Exoplanets are planets beyond our solar system, usually orbiting some other star or stellar remnant. The first to be discovered was Gamma Cephei Ab, about one and a half times the size of Jupiter, within the Errai binary star system in the northern constellation of Cepheus (the King), approximately 45 light-years from Earth. It was spotted in 1988 by Canadian astronomers at Victoria and British Columbia Universities.
Since that time, over 1700 more were confirmed by 2014. A little less than a third are parts of multiple planetary systems, while some are free floating, outside of any stellar orbit. The nearest so far discovered is about 12 light-years away.
NASA's Kepler space telescope spent four years scouring our galaxy for potentially habitable planets, tracking 156,000 stars with snapshots every 30 minutes. In its four-year mission, Kepler detected 4,229 possible exoplanet candidates, and, though not yet confirmed, astronomers are confident that at least 90% of them are genuine.
Kepler went offline in 2013 when its stabilizing system failed, after having searched only a tiny fraction of our galaxy - a patch of sky which includes part of the constellation Cygnus (the Swan), also called the Northern Cross. The planets it revealed were limited to those which transited (crossed in front of) their host stars from Kepler's vantage point. Vastly more exoplanets are likely to be found in the future.
Astronomers estimate the Milky Way's star population by measuring relative mass or luminosity (brightness), and most set the number at 100 to 200 billion stars. However, our instruments aren't sensitive enough to measure many smaller dwarf stars, so the number could be as high as one trillion in our galaxy alone.
What's truly exciting is that Earth-like planets are "relatively common throughout the Milky Way," according to the University of Hawaii's Dr. Andrew Howard: each star hosts at least 1.6 planets on average. A little over one out of five stars is of the same class as our sun and hosts an Earth-sized planet within the "habitable" zone - a distance at which liquid water can exist, potentially hosting life.
The research team based their calculations by focusing on 42,000 G type yellow stars similar to our sun in size and heat production.
The most conservative estimate of 100 billion stars (with 1.6 planets, one-fifth in the habitable zone), means our galaxy contains over 160 billion exoplanets, 32 billion of which orbit sunlike stars within the water-sustainable zone.
There could, however, could ten times as many, depending again upon the number of as-yet-undetectable smaller stars.
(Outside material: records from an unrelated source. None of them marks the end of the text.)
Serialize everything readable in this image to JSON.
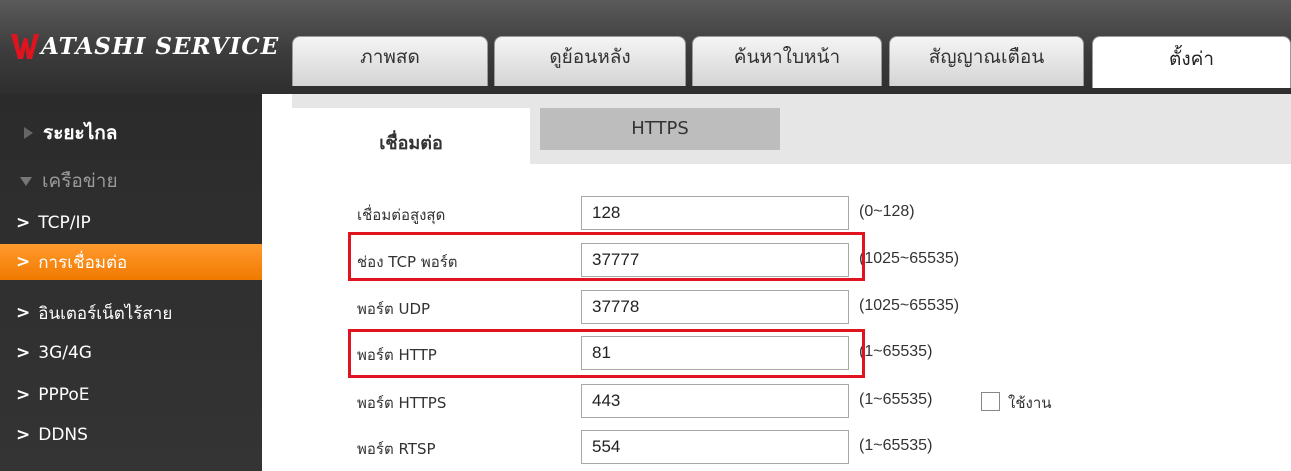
{
  "brand": {
    "logo_text": "ATASHI SERVICE",
    "logo_letter": "W",
    "accent": "#e0141e"
  },
  "top_tabs": [
    {
      "label": "ภาพสด",
      "active": false
    },
    {
      "label": "ดูย้อนหลัง",
      "active": false
    },
    {
      "label": "ค้นหาใบหน้า",
      "active": false
    },
    {
      "label": "สัญญาณเตือน",
      "active": false
    },
    {
      "label": "ตั้งค่า",
      "active": true
    }
  ],
  "sidebar": {
    "groups": [
      {
        "label": "ระยะไกล",
        "expanded": false
      },
      {
        "label": "เครือข่าย",
        "expanded": true
      }
    ],
    "items": [
      {
        "label": "TCP/IP",
        "active": false
      },
      {
        "label": "การเชื่อมต่อ",
        "active": true
      },
      {
        "label": "อินเตอร์เน็ตไร้สาย",
        "active": false
      },
      {
        "label": "3G/4G",
        "active": false
      },
      {
        "label": "PPPoE",
        "active": false
      },
      {
        "label": "DDNS",
        "active": false
      }
    ],
    "active_color": "#f5880f"
  },
  "subtabs": [
    {
      "label": "เชื่อมต่อ",
      "active": true
    },
    {
      "label": "HTTPS",
      "active": false
    }
  ],
  "form": {
    "rows": [
      {
        "label": "เชื่อมต่อสูงสุด",
        "value": "128",
        "range": "(0~128)"
      },
      {
        "label": "ช่อง TCP พอร์ต",
        "value": "37777",
        "range": "(1025~65535)",
        "highlighted": true
      },
      {
        "label": "พอร์ต UDP",
        "value": "37778",
        "range": "(1025~65535)"
      },
      {
        "label": "พอร์ต HTTP",
        "value": "81",
        "range": "(1~65535)",
        "highlighted": true
      },
      {
        "label": "พอร์ต HTTPS",
        "value": "443",
        "range": "(1~65535)",
        "checkbox_label": "ใช้งาน",
        "checked": false
      },
      {
        "label": "พอร์ต RTSP",
        "value": "554",
        "range": "(1~65535)"
      }
    ]
  }
}
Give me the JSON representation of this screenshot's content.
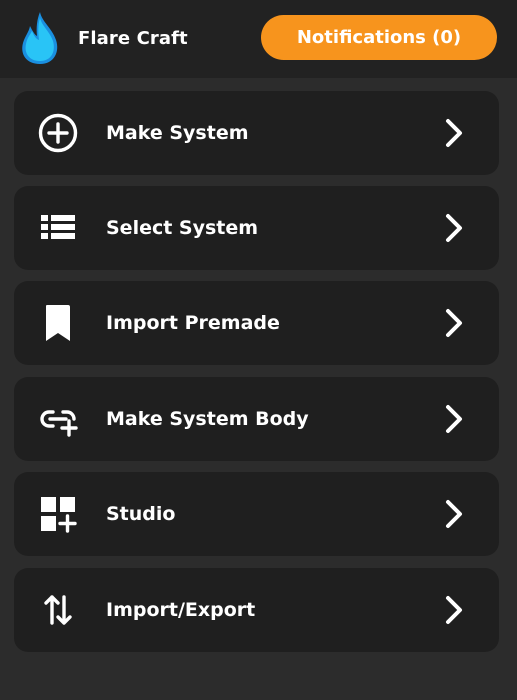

The estimates also don't account for free-floating rogue planets, found outside any stellar orbit; these may outnumber stellar-bound exoplanets by as much as 50 percent, or two rogue planets for every star in the Milky Way.
That said, Earth-sized planets within the habitable zone may not necessarily be able to support life as we know it. Exoplanet diversity is, say researchers, "stunning"; some are much bigger than Earth, solid rocky giants with thick atmospheres like Neptune, dense gas giants like Jupiter, fantastically light, airy gas giants like Saturn (which could float in water, given a large enough ocean), or perhaps even dead stars that hardened into solid diamond planets (though maybe not). Some may also have dense atmospheres that cook the planetary surfaces like our irascible twin Venus. However, it's likely that many are rocky and capable of supporting liquid water.
We inhabit, it seems, a very crowded galaxy indeed.
Sources: Number Of Alien Planets Confirmed Beyond Our Solar System Nears 1,000, Data Shows, September 29,2013, Mike Wall, Space.com
Astronomers answer key question: How common are habitable planets?, Press release, November 4, 2013, Robert Sanders, Berkeley University
One in Five Stars Has Earth-sized Planet in Habitable Zone, News Release, November 4, 2013, Erik Petigura, W. M. Keck Observatory